SRNs support the establishment of collaborative relationships among research departments aimed at promoting the coordination among and the international cooperation of Flemish research departments, at postdoctoral level and over five years (extendable), with a strong emphasis on inter-/multi-/and trans-disciplinarity.
‘Texts ≈ Buildings’ intends to investigate how ideas were launched, adapted or contested and how they finally shaped building practices, with a primary focus on enquiring how specific ‘travelling’ or ‘nomadic’ concepts rearranged architectural knowledge.

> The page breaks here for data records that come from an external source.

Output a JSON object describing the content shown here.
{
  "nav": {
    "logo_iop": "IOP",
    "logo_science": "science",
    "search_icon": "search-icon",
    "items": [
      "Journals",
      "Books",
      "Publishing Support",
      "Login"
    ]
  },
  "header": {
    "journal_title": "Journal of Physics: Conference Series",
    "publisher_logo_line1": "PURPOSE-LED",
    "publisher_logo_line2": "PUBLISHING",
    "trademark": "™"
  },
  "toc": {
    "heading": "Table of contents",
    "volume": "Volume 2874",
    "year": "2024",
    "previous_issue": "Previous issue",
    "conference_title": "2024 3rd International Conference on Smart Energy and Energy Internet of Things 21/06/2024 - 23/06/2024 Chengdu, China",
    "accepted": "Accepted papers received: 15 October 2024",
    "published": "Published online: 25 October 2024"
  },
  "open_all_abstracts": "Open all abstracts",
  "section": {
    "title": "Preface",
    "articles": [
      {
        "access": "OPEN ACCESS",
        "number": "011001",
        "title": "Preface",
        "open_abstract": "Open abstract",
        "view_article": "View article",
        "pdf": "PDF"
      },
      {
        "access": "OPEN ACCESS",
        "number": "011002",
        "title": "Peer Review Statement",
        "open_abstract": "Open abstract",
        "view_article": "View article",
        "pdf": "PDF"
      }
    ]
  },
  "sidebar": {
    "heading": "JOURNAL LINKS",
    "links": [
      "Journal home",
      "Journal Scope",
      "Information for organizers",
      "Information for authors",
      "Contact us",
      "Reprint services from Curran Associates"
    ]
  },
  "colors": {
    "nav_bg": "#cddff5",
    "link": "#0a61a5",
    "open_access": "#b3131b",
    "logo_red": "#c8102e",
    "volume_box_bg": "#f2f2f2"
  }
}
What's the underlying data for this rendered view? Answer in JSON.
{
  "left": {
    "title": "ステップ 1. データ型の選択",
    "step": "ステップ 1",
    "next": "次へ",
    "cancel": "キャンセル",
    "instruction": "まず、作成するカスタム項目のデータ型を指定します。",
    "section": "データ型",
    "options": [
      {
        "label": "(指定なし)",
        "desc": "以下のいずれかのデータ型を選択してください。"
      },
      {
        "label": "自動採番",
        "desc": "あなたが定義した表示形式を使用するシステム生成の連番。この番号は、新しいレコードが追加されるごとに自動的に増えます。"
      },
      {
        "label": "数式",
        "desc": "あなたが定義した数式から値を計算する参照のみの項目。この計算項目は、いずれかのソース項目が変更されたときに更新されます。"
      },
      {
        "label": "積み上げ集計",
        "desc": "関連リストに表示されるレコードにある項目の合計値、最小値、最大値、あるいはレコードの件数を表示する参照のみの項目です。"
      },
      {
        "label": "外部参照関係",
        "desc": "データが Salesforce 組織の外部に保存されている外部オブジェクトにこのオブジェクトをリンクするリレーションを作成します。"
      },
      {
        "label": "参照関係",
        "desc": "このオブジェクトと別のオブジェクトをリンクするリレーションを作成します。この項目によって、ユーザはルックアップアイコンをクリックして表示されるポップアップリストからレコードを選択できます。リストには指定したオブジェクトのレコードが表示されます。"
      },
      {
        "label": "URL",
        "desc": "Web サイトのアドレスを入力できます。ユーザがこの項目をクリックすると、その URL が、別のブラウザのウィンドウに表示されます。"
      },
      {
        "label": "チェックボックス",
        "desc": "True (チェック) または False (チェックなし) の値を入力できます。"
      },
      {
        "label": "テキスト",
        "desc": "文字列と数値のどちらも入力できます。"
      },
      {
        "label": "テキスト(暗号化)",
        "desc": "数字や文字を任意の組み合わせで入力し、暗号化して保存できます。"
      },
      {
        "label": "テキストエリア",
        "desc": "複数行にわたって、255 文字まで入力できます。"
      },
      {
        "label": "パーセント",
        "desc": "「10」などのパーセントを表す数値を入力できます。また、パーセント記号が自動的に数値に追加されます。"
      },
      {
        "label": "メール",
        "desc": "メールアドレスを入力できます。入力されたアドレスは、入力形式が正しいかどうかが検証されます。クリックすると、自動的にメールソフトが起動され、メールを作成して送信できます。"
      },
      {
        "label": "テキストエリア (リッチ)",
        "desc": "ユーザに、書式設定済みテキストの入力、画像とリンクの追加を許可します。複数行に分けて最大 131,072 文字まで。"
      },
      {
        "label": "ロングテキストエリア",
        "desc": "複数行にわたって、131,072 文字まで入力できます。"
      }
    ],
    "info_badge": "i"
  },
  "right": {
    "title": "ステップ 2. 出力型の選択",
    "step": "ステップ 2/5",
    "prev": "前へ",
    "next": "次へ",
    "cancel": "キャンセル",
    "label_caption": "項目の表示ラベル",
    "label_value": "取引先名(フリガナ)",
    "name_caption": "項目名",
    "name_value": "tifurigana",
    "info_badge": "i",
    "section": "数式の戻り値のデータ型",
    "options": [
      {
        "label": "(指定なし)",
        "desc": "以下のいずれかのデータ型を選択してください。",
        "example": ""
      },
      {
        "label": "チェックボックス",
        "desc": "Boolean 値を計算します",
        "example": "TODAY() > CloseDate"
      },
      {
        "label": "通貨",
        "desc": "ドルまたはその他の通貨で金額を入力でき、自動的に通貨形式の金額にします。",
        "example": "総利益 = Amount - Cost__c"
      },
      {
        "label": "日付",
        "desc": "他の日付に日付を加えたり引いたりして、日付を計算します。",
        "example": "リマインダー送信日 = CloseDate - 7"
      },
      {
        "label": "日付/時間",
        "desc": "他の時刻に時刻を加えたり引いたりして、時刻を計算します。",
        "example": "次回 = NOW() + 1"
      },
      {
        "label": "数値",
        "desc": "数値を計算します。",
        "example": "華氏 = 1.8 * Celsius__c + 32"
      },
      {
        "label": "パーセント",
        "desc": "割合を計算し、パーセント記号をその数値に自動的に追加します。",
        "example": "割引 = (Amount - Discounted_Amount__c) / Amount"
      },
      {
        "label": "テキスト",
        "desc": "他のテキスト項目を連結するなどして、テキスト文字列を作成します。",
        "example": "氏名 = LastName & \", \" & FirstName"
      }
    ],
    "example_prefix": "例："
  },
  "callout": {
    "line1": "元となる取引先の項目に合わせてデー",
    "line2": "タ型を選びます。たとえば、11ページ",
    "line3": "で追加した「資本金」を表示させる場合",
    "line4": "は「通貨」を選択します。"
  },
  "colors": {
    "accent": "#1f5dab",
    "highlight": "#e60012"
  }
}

How were ideas, such as for example ‘transparency’ or ‘purity’, deeply linked to both scientific and religious worldviews, translated into architecture? How were concepts that gained currency in the rarefied strata of published architecture culture – e.g. Post-structuralism, Regionalism, Brutalism and Semiotics – integrated and appropriated in down-to-the-ground practice, in the work of ‘minor’ authors and designers, and how were they expressed? How were they turned into materiality and ‘talked about’ – referred to, discussed, evoked – in the process? This research network will concentrate on Europe over a roughly 100-year period and on three specific ‘sites of transposition’ between different fields and between ideas and buildings, all of which have been insufficiently explored as such and constitute particularly fertile grounds for crossing-over developments: 1. Architectural education and training – classrooms, workshops and meetings as essential forums for theory-practice contamination whose mechanisms are often elusive, not necessarily or solely relying on published materials; 2. The bureaucracy enveloping built environment production, where myriad actors and cultures converge, interests and concerns are negotiated and essential debates determine the materialisation of intellectual concepts; and 3. Literary imagination – a powerful generator and disseminator of concepts and images both based on and resulting in built environment artefacts, real and envisioned, from the landscape and the city to the detail of an interior.
The core team at the Department of Architecture, KU Leuven will develop this SRN, starting in January 2017, together with ten national and international partners: the MDRN group of the Department of Literary Studies, KU Leuven; the ‘Power in History’, Centre for Political History of the University of Antwerp; the Arck group of the Faculty of Architecture and the Arts, Hasselt University; the Manchester Architecture Research Centre, MARC, of the School of Environment, Education and Development, University of Manchester; the ‘Building, Architecture & Town Planning – Architecture et Ingénierie Architecturale’, BATir – AIA group of Université Libre de Bruxelles; the Strong Research Environment ‘Architecture in Effect: Rethinking the Social’ of the School of Architecture, KTH Royal Institute of Technology Stockholm; the ‘Architecture Research Collaborative’ of School of Architecture, Planning and Landscape, Newcastle University; the ‘Architectural Temporalities’ group, Zentrum für Literatur- und Kulturforschung (Center for Literary and Cultural Research), Berlin; the Bilderfahrzeuge International Research Group at The Warburg institute, London; and the Chair of Methods and Analysis of the Department of Architecture, TU Delft.